## Requirement
Everything in the listing below needs restating exactly, apart from the pictures.

## Recorded data
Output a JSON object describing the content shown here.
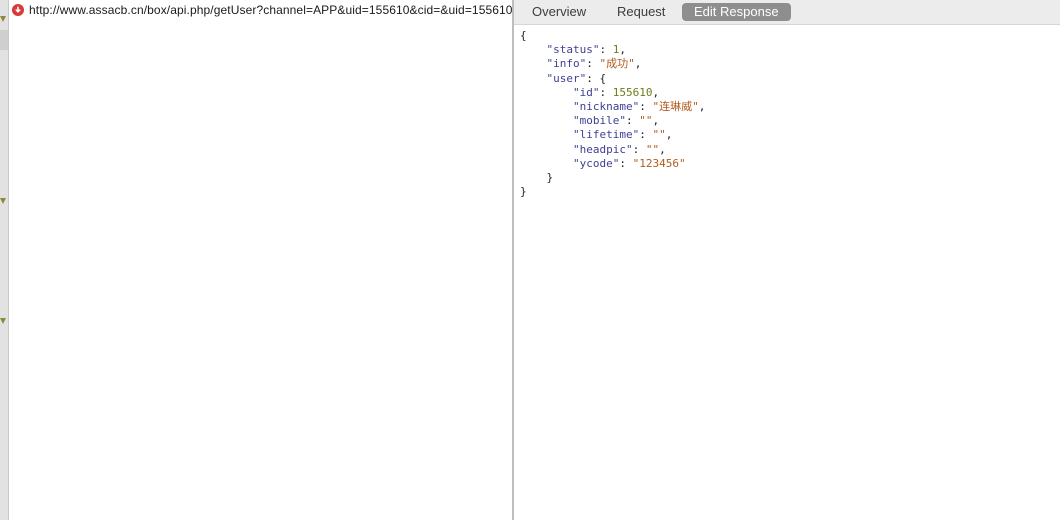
{
  "request_list": {
    "url": "http://www.assacb.cn/box/api.php/getUser?channel=APP&uid=155610&cid=&uid=155610"
  },
  "tabs": {
    "overview": "Overview",
    "request": "Request",
    "edit_response": "Edit Response",
    "active": "Edit Response"
  },
  "response": {
    "lines": [
      {
        "indent": "",
        "parts": [
          {
            "t": "{",
            "c": "p"
          }
        ]
      },
      {
        "indent": "    ",
        "parts": [
          {
            "t": "\"status\"",
            "c": "k"
          },
          {
            "t": ": ",
            "c": "p"
          },
          {
            "t": "1",
            "c": "n"
          },
          {
            "t": ",",
            "c": "p"
          }
        ]
      },
      {
        "indent": "    ",
        "parts": [
          {
            "t": "\"info\"",
            "c": "k"
          },
          {
            "t": ": ",
            "c": "p"
          },
          {
            "t": "\"成功\"",
            "c": "s"
          },
          {
            "t": ",",
            "c": "p"
          }
        ]
      },
      {
        "indent": "    ",
        "parts": [
          {
            "t": "\"user\"",
            "c": "k"
          },
          {
            "t": ": {",
            "c": "p"
          }
        ]
      },
      {
        "indent": "        ",
        "parts": [
          {
            "t": "\"id\"",
            "c": "k"
          },
          {
            "t": ": ",
            "c": "p"
          },
          {
            "t": "155610",
            "c": "n"
          },
          {
            "t": ",",
            "c": "p"
          }
        ]
      },
      {
        "indent": "        ",
        "parts": [
          {
            "t": "\"nickname\"",
            "c": "k"
          },
          {
            "t": ": ",
            "c": "p"
          },
          {
            "t": "\"连琳威\"",
            "c": "s"
          },
          {
            "t": ",",
            "c": "p"
          }
        ]
      },
      {
        "indent": "        ",
        "parts": [
          {
            "t": "\"mobile\"",
            "c": "k"
          },
          {
            "t": ": ",
            "c": "p"
          },
          {
            "t": "\"\"",
            "c": "s"
          },
          {
            "t": ",",
            "c": "p"
          }
        ]
      },
      {
        "indent": "        ",
        "parts": [
          {
            "t": "\"lifetime\"",
            "c": "k"
          },
          {
            "t": ": ",
            "c": "p"
          },
          {
            "t": "\"\"",
            "c": "s"
          },
          {
            "t": ",",
            "c": "p"
          }
        ]
      },
      {
        "indent": "        ",
        "parts": [
          {
            "t": "\"headpic\"",
            "c": "k"
          },
          {
            "t": ": ",
            "c": "p"
          },
          {
            "t": "\"\"",
            "c": "s"
          },
          {
            "t": ",",
            "c": "p"
          }
        ]
      },
      {
        "indent": "        ",
        "parts": [
          {
            "t": "\"ycode\"",
            "c": "k"
          },
          {
            "t": ": ",
            "c": "p"
          },
          {
            "t": "\"123456\"",
            "c": "s"
          }
        ]
      },
      {
        "indent": "    ",
        "parts": [
          {
            "t": "}",
            "c": "p"
          }
        ]
      },
      {
        "indent": "",
        "parts": [
          {
            "t": "}",
            "c": "p"
          }
        ]
      }
    ]
  },
  "icons": {
    "request_status": "error-icon",
    "gutter_markers": "disclosure-triangle-icon"
  },
  "colors": {
    "json_key": "#3f3f95",
    "json_string": "#b35a1c",
    "json_number": "#6b7d1a",
    "error": "#d83a3a",
    "active_tab": "#8e8e8e"
  }
}
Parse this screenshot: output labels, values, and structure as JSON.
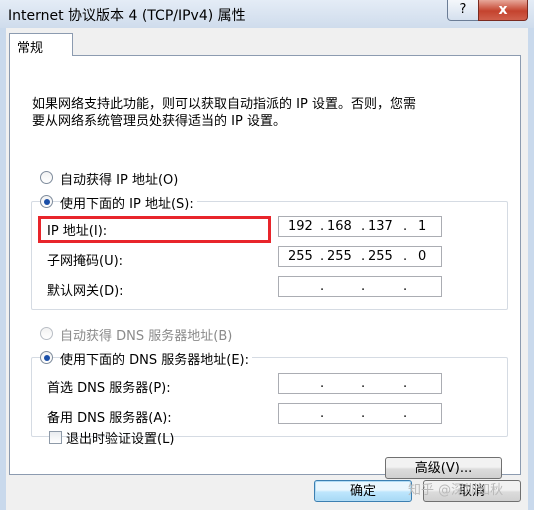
{
  "window": {
    "title": "Internet 协议版本 4 (TCP/IPv4) 属性",
    "help_label": "?",
    "close_label": "x"
  },
  "tab": {
    "label": "常规"
  },
  "description": "如果网络支持此功能，则可以获取自动指派的 IP 设置。否则，您需\n要从网络系统管理员处获得适当的 IP 设置。",
  "ip_mode": {
    "auto_label": "自动获得 IP 地址(O)",
    "manual_label": "使用下面的 IP 地址(S):",
    "selected": "manual"
  },
  "ip_fields": [
    {
      "label": "IP 地址(I):",
      "octets": [
        "192",
        "168",
        "137",
        "1"
      ]
    },
    {
      "label": "子网掩码(U):",
      "octets": [
        "255",
        "255",
        "255",
        "0"
      ]
    },
    {
      "label": "默认网关(D):",
      "octets": [
        "",
        "",
        "",
        ""
      ]
    }
  ],
  "dns_mode": {
    "auto_label": "自动获得 DNS 服务器地址(B)",
    "manual_label": "使用下面的 DNS 服务器地址(E):",
    "selected": "manual"
  },
  "dns_fields": [
    {
      "label": "首选 DNS 服务器(P):",
      "octets": [
        "",
        "",
        "",
        ""
      ]
    },
    {
      "label": "备用 DNS 服务器(A):",
      "octets": [
        "",
        "",
        "",
        ""
      ]
    }
  ],
  "validate": {
    "label": "退出时验证设置(L)",
    "checked": false
  },
  "buttons": {
    "advanced": "高级(V)...",
    "ok": "确定",
    "cancel": "取消"
  },
  "watermark": "知乎 @深圳知秋",
  "colors": {
    "highlight": "#e8252b",
    "radio_fill": "#1b4fa8"
  }
}
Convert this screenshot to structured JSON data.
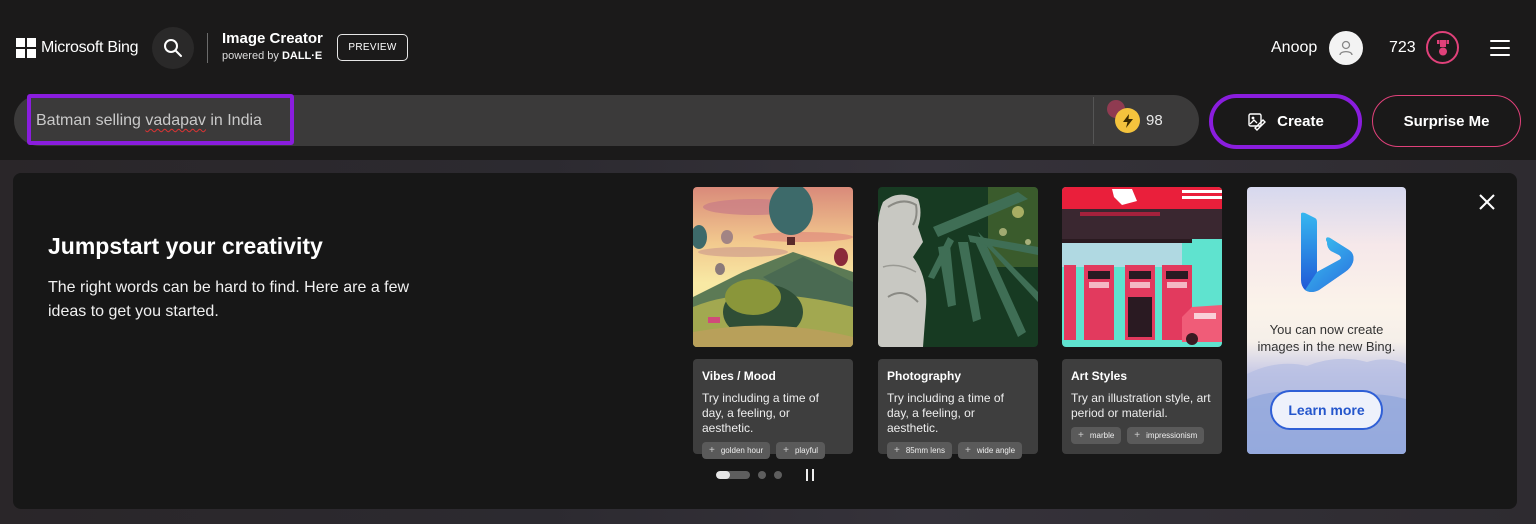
{
  "header": {
    "logo_text": "Microsoft Bing",
    "brand_title": "Image Creator",
    "brand_sub_prefix": "powered by ",
    "brand_sub_bold": "DALL·E",
    "preview_badge": "PREVIEW",
    "user_name": "Anoop",
    "points": "723",
    "icons": {
      "logo": "microsoft-logo-icon",
      "search": "search-icon",
      "avatar": "user-icon",
      "rewards": "rewards-trophy-icon",
      "menu": "hamburger-menu-icon"
    }
  },
  "prompt": {
    "value_before": "Batman selling ",
    "value_misspelled": "vadapav",
    "value_after": " in India",
    "boosts_count": "98",
    "create_label": "Create",
    "surprise_label": "Surprise Me",
    "highlight_color": "#8a1dde",
    "accent_pink": "#e0417a"
  },
  "panel": {
    "title": "Jumpstart your creativity",
    "description": "The right words can be hard to find. Here are a few ideas to get you started.",
    "cards": [
      {
        "title": "Vibes / Mood",
        "description": "Try including a time of day, a feeling, or aesthetic.",
        "image": "hot-air-balloons-landscape",
        "chips": [
          "golden hour",
          "playful"
        ]
      },
      {
        "title": "Photography",
        "description": "Try including a time of day, a feeling, or aesthetic.",
        "image": "statue-with-palm-leaves",
        "chips": [
          "85mm lens",
          "wide angle"
        ]
      },
      {
        "title": "Art Styles",
        "description": "Try an illustration style, art period or material.",
        "image": "retro-gas-station",
        "chips": [
          "marble",
          "impressionism"
        ]
      }
    ],
    "promo": {
      "text": "You can now create images in the new Bing.",
      "button": "Learn more"
    },
    "carousel": {
      "active_index": 0,
      "total": 3
    }
  }
}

## Your response
Output a JSON object describing the content shown here.
{
  "request_list": {
    "url": "http://www.assacb.cn/box/api.php/getUser?channel=APP&uid=155610&cid=&uid=155610"
  },
  "tabs": {
    "overview": "Overview",
    "request": "Request",
    "edit_response": "Edit Response",
    "active": "Edit Response"
  },
  "response": {
    "lines": [
      {
        "indent": "",
        "parts": [
          {
            "t": "{",
            "c": "p"
          }
        ]
      },
      {
        "indent": "    ",
        "parts": [
          {
            "t": "\"status\"",
            "c": "k"
          },
          {
            "t": ": ",
            "c": "p"
          },
          {
            "t": "1",
            "c": "n"
          },
          {
            "t": ",",
            "c": "p"
          }
        ]
      },
      {
        "indent": "    ",
        "parts": [
          {
            "t": "\"info\"",
            "c": "k"
          },
          {
            "t": ": ",
            "c": "p"
          },
          {
            "t": "\"成功\"",
            "c": "s"
          },
          {
            "t": ",",
            "c": "p"
          }
        ]
      },
      {
        "indent": "    ",
        "parts": [
          {
            "t": "\"user\"",
            "c": "k"
          },
          {
            "t": ": {",
            "c": "p"
          }
        ]
      },
      {
        "indent": "        ",
        "parts": [
          {
            "t": "\"id\"",
            "c": "k"
          },
          {
            "t": ": ",
            "c": "p"
          },
          {
            "t": "155610",
            "c": "n"
          },
          {
            "t": ",",
            "c": "p"
          }
        ]
      },
      {
        "indent": "        ",
        "parts": [
          {
            "t": "\"nickname\"",
            "c": "k"
          },
          {
            "t": ": ",
            "c": "p"
          },
          {
            "t": "\"连琳威\"",
            "c": "s"
          },
          {
            "t": ",",
            "c": "p"
          }
        ]
      },
      {
        "indent": "        ",
        "parts": [
          {
            "t": "\"mobile\"",
            "c": "k"
          },
          {
            "t": ": ",
            "c": "p"
          },
          {
            "t": "\"\"",
            "c": "s"
          },
          {
            "t": ",",
            "c": "p"
          }
        ]
      },
      {
        "indent": "        ",
        "parts": [
          {
            "t": "\"lifetime\"",
            "c": "k"
          },
          {
            "t": ": ",
            "c": "p"
          },
          {
            "t": "\"\"",
            "c": "s"
          },
          {
            "t": ",",
            "c": "p"
          }
        ]
      },
      {
        "indent": "        ",
        "parts": [
          {
            "t": "\"headpic\"",
            "c": "k"
          },
          {
            "t": ": ",
            "c": "p"
          },
          {
            "t": "\"\"",
            "c": "s"
          },
          {
            "t": ",",
            "c": "p"
          }
        ]
      },
      {
        "indent": "        ",
        "parts": [
          {
            "t": "\"ycode\"",
            "c": "k"
          },
          {
            "t": ": ",
            "c": "p"
          },
          {
            "t": "\"123456\"",
            "c": "s"
          }
        ]
      },
      {
        "indent": "    ",
        "parts": [
          {
            "t": "}",
            "c": "p"
          }
        ]
      },
      {
        "indent": "",
        "parts": [
          {
            "t": "}",
            "c": "p"
          }
        ]
      }
    ]
  },
  "icons": {
    "request_status": "error-icon",
    "gutter_markers": "disclosure-triangle-icon"
  },
  "colors": {
    "json_key": "#3f3f95",
    "json_string": "#b35a1c",
    "json_number": "#6b7d1a",
    "error": "#d83a3a",
    "active_tab": "#8e8e8e"
  }
}
Parse this screenshot: output labels, values, and structure as JSON.
{
  "window": {
    "title": "Internet 协议版本 4 (TCP/IPv4) 属性",
    "help_label": "?",
    "close_label": "x"
  },
  "tab": {
    "label": "常规"
  },
  "description": "如果网络支持此功能，则可以获取自动指派的 IP 设置。否则，您需\n要从网络系统管理员处获得适当的 IP 设置。",
  "ip_mode": {
    "auto_label": "自动获得 IP 地址(O)",
    "manual_label": "使用下面的 IP 地址(S):",
    "selected": "manual"
  },
  "ip_fields": [
    {
      "label": "IP 地址(I):",
      "octets": [
        "192",
        "168",
        "137",
        "1"
      ]
    },
    {
      "label": "子网掩码(U):",
      "octets": [
        "255",
        "255",
        "255",
        "0"
      ]
    },
    {
      "label": "默认网关(D):",
      "octets": [
        "",
        "",
        "",
        ""
      ]
    }
  ],
  "dns_mode": {
    "auto_label": "自动获得 DNS 服务器地址(B)",
    "manual_label": "使用下面的 DNS 服务器地址(E):",
    "selected": "manual"
  },
  "dns_fields": [
    {
      "label": "首选 DNS 服务器(P):",
      "octets": [
        "",
        "",
        "",
        ""
      ]
    },
    {
      "label": "备用 DNS 服务器(A):",
      "octets": [
        "",
        "",
        "",
        ""
      ]
    }
  ],
  "validate": {
    "label": "退出时验证设置(L)",
    "checked": false
  },
  "buttons": {
    "advanced": "高级(V)...",
    "ok": "确定",
    "cancel": "取消"
  },
  "watermark": "知乎 @深圳知秋",
  "colors": {
    "highlight": "#e8252b",
    "radio_fill": "#1b4fa8"
  }
}
Convert this screenshot to structured JSON data.
{
  "header": {
    "logo_text": "Microsoft Bing",
    "brand_title": "Image Creator",
    "brand_sub_prefix": "powered by ",
    "brand_sub_bold": "DALL·E",
    "preview_badge": "PREVIEW",
    "user_name": "Anoop",
    "points": "723",
    "icons": {
      "logo": "microsoft-logo-icon",
      "search": "search-icon",
      "avatar": "user-icon",
      "rewards": "rewards-trophy-icon",
      "menu": "hamburger-menu-icon"
    }
  },
  "prompt": {
    "value_before": "Batman selling ",
    "value_misspelled": "vadapav",
    "value_after": " in India",
    "boosts_count": "98",
    "create_label": "Create",
    "surprise_label": "Surprise Me",
    "highlight_color": "#8a1dde",
    "accent_pink": "#e0417a"
  },
  "panel": {
    "title": "Jumpstart your creativity",
    "description": "The right words can be hard to find. Here are a few ideas to get you started.",
    "cards": [
      {
        "title": "Vibes / Mood",
        "description": "Try including a time of day, a feeling, or aesthetic.",
        "image": "hot-air-balloons-landscape",
        "chips": [
          "golden hour",
          "playful"
        ]
      },
      {
        "title": "Photography",
        "description": "Try including a time of day, a feeling, or aesthetic.",
        "image": "statue-with-palm-leaves",
        "chips": [
          "85mm lens",
          "wide angle"
        ]
      },
      {
        "title": "Art Styles",
        "description": "Try an illustration style, art period or material.",
        "image": "retro-gas-station",
        "chips": [
          "marble",
          "impressionism"
        ]
      }
    ],
    "promo": {
      "text": "You can now create images in the new Bing.",
      "button": "Learn more"
    },
    "carousel": {
      "active_index": 0,
      "total": 3
    }
  }
}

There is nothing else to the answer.